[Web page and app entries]
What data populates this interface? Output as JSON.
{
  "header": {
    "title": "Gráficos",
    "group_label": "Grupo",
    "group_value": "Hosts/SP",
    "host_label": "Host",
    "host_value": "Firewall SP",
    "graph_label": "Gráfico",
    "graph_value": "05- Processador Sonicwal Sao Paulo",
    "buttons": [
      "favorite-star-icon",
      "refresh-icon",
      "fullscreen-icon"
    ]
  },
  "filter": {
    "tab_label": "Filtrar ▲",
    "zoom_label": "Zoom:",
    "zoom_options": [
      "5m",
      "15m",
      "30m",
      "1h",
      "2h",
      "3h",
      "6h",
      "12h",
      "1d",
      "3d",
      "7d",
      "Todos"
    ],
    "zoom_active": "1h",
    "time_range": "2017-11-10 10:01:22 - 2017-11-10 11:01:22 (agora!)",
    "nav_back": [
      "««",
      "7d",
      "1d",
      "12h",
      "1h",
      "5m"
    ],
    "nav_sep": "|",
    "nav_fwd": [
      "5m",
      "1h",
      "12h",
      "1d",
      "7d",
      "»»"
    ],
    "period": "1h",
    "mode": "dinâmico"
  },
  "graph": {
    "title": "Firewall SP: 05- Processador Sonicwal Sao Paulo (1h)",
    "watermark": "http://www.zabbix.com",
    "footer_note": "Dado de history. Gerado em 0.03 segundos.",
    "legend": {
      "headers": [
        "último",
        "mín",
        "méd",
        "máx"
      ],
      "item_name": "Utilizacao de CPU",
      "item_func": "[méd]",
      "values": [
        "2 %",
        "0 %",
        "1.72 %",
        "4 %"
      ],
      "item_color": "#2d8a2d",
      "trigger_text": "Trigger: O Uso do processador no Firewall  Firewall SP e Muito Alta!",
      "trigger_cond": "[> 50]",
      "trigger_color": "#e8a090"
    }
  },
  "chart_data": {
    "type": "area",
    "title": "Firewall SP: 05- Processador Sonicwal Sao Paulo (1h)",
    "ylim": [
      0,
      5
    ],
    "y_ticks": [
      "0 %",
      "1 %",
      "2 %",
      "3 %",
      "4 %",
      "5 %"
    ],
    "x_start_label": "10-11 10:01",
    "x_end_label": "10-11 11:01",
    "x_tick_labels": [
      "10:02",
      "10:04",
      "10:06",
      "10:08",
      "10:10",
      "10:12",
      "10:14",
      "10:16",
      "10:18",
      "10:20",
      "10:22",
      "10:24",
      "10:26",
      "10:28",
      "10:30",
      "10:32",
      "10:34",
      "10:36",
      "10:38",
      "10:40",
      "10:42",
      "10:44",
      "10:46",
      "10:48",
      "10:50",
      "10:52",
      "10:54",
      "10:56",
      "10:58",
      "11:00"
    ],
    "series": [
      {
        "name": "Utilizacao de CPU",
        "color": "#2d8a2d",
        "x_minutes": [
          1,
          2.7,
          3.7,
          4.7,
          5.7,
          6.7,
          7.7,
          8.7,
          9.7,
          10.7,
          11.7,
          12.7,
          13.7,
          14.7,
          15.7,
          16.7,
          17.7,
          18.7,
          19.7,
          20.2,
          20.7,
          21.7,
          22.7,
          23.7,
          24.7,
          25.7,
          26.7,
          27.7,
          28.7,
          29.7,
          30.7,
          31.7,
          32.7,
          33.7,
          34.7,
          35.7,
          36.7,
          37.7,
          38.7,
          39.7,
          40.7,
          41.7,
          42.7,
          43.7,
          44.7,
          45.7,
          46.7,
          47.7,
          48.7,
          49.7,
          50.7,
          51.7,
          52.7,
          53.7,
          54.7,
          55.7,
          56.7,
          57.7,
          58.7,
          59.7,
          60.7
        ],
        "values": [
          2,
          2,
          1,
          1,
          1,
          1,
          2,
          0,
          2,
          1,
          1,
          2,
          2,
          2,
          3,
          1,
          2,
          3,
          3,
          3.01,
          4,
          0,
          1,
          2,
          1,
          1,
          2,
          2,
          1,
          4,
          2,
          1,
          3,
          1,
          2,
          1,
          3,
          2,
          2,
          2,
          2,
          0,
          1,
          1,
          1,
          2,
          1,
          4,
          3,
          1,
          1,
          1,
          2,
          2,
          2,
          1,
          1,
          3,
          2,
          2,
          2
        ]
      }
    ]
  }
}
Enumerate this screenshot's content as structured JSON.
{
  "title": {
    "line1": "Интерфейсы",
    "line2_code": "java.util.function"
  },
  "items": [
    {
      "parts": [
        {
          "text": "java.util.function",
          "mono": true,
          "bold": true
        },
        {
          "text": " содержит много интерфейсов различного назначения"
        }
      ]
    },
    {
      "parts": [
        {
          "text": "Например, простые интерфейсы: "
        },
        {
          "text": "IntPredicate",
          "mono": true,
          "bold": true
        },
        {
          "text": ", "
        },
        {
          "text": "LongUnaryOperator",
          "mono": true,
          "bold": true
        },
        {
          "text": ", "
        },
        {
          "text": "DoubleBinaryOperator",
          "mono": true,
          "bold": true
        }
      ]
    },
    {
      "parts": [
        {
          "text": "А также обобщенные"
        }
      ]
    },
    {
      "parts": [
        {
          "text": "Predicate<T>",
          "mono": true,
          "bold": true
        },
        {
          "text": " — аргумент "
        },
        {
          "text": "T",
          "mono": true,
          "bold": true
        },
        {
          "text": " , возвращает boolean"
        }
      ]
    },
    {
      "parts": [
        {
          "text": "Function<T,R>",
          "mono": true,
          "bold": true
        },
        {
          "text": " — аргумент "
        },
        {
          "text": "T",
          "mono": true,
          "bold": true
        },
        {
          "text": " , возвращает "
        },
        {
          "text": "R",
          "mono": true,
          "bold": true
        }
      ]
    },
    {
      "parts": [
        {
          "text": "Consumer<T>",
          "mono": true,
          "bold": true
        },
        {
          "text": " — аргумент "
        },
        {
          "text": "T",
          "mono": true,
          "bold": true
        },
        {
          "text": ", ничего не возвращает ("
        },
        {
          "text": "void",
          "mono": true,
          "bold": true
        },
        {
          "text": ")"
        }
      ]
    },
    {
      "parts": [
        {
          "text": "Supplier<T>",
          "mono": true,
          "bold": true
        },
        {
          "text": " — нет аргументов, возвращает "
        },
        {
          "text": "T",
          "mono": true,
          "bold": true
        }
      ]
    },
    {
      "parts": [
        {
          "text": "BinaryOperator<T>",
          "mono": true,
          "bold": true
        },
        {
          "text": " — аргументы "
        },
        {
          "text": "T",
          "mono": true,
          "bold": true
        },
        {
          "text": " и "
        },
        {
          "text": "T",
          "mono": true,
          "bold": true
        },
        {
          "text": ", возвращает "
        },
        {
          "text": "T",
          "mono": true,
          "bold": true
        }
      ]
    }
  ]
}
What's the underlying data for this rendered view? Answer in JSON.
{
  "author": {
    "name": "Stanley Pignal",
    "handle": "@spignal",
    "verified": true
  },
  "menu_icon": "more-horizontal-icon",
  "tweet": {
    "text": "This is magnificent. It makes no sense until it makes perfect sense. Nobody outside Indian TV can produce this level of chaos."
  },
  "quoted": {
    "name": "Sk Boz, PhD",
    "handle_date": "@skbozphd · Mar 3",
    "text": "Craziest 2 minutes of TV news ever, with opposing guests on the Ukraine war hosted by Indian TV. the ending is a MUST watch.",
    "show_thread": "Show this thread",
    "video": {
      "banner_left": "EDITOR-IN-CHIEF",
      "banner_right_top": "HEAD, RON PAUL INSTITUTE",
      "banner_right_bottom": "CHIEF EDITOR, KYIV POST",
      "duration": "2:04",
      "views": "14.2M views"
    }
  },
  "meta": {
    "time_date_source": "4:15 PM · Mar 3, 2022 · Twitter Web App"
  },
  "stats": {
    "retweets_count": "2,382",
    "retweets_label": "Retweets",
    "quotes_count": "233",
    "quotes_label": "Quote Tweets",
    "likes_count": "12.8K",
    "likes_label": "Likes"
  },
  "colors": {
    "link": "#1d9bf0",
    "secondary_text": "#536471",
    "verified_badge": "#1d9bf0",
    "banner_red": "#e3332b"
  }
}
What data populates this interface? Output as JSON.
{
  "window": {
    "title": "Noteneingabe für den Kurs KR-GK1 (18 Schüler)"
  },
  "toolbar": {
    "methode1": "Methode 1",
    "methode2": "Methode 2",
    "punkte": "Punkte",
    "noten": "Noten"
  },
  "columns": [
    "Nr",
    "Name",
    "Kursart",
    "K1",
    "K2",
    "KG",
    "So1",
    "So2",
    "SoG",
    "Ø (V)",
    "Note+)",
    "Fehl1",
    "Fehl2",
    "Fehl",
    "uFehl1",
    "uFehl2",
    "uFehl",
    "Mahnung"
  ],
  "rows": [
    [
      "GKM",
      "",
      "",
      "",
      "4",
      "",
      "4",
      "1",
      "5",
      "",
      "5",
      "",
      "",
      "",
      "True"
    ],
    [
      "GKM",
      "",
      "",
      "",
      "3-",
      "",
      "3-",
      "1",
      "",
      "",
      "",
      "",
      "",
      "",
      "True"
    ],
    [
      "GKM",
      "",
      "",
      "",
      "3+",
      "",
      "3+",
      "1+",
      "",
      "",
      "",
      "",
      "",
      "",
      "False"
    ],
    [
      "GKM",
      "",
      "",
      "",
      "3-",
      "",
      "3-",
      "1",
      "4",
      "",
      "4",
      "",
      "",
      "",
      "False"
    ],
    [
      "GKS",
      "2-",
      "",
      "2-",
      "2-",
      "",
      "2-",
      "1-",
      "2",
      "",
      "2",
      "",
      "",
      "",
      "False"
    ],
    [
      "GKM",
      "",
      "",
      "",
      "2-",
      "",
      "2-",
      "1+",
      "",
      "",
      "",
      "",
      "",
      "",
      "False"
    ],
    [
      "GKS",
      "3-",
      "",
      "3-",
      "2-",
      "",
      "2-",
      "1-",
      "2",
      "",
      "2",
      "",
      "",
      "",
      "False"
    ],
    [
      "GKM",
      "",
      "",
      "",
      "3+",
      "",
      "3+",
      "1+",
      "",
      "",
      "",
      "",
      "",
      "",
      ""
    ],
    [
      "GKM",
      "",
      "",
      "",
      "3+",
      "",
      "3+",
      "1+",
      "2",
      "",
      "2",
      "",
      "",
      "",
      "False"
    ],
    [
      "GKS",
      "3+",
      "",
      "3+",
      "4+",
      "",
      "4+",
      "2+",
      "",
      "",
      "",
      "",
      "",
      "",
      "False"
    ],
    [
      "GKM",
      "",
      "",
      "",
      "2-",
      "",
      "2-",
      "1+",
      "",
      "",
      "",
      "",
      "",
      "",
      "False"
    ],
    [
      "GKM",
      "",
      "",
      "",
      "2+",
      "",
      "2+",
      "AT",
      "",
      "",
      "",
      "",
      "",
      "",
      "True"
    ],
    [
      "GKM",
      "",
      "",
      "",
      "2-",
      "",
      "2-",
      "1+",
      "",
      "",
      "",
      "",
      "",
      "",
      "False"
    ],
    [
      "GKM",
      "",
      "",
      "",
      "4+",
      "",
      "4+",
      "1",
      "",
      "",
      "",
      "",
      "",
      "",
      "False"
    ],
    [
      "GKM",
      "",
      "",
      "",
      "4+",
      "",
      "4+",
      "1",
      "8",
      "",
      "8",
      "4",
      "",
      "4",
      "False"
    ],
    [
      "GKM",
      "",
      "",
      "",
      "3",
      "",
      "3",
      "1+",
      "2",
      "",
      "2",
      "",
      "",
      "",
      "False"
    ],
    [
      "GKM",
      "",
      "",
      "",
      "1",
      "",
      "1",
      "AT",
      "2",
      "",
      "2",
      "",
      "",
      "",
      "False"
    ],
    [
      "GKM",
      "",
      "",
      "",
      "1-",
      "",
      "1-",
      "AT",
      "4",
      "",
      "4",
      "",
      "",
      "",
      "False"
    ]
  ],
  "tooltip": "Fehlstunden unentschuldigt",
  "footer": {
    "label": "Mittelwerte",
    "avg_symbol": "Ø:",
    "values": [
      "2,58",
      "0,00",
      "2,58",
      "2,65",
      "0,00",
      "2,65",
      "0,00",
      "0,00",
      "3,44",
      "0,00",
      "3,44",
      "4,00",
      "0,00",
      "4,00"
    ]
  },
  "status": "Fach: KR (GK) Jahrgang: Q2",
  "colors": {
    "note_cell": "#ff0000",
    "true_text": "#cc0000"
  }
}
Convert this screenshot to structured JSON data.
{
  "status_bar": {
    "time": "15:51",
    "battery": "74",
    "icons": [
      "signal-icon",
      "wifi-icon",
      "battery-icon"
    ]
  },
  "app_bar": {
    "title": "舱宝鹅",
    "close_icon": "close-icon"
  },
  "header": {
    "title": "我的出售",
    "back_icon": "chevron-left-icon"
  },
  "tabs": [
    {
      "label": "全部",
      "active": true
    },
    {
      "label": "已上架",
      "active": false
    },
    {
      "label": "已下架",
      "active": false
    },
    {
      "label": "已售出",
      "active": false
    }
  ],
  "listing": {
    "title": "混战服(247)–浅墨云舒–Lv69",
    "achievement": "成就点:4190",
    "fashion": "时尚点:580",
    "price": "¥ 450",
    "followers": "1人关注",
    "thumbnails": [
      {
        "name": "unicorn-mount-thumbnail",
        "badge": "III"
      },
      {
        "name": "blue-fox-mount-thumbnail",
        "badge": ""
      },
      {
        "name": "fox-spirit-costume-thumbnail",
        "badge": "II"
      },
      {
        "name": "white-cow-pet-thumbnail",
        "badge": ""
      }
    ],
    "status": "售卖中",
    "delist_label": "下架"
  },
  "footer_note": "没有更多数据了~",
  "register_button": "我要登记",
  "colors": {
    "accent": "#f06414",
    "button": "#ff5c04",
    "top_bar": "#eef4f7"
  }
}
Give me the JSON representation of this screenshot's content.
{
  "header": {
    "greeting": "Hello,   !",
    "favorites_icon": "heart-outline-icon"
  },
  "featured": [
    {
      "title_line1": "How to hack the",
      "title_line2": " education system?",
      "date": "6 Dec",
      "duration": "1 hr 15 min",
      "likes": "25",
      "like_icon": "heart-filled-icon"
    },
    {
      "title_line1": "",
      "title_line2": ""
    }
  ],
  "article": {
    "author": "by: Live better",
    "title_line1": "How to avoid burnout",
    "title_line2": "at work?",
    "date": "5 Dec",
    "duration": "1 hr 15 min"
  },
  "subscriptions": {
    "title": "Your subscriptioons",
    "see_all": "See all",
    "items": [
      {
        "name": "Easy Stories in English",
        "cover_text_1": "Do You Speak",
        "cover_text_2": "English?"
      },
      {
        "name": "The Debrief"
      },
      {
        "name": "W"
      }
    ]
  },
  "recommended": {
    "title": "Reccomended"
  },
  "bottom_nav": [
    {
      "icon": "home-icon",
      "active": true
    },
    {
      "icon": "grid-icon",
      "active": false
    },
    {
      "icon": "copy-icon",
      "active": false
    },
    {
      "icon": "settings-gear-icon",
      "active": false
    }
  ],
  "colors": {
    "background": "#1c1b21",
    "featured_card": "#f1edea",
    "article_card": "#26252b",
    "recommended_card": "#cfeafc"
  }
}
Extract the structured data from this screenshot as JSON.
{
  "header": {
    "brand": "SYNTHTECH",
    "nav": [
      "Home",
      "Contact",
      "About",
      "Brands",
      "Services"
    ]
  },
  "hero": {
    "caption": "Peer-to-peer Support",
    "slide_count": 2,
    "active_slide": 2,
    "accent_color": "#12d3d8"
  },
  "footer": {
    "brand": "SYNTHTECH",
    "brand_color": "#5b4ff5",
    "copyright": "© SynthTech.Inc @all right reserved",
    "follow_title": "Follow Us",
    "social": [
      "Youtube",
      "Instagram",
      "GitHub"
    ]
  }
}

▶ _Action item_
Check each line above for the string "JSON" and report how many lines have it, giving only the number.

▶ _Your response_
7